*Problem description:* Out of the listing below, copy every line that carries the string "Luminosité".

*Entries supplied:*
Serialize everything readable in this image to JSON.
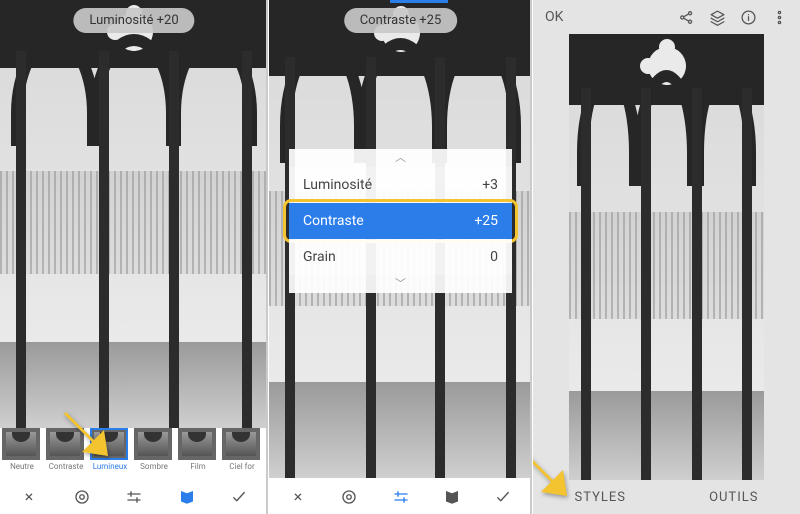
{
  "panelA": {
    "badge": "Luminosité +20",
    "presets": [
      {
        "label": "Neutre"
      },
      {
        "label": "Contraste"
      },
      {
        "label": "Lumineux",
        "selected": true
      },
      {
        "label": "Sombre"
      },
      {
        "label": "Film"
      },
      {
        "label": "Ciel for"
      }
    ],
    "toolbar": {
      "close": "×",
      "accept": "✓"
    }
  },
  "panelB": {
    "badge": "Contraste +25",
    "sliders": [
      {
        "name": "Luminosité",
        "value": "+3"
      },
      {
        "name": "Contraste",
        "value": "+25",
        "selected": true,
        "highlight": true
      },
      {
        "name": "Grain",
        "value": "0"
      }
    ],
    "toolbar": {
      "close": "×",
      "accept": "✓"
    }
  },
  "panelC": {
    "ok": "OK",
    "styles": "STYLES",
    "tools": "OUTILS"
  },
  "colors": {
    "accent": "#2b7de9",
    "arrow": "#f4c430"
  }
}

*Answer section:*
    "badge": "Luminosité +20",
        "name": "Luminosité",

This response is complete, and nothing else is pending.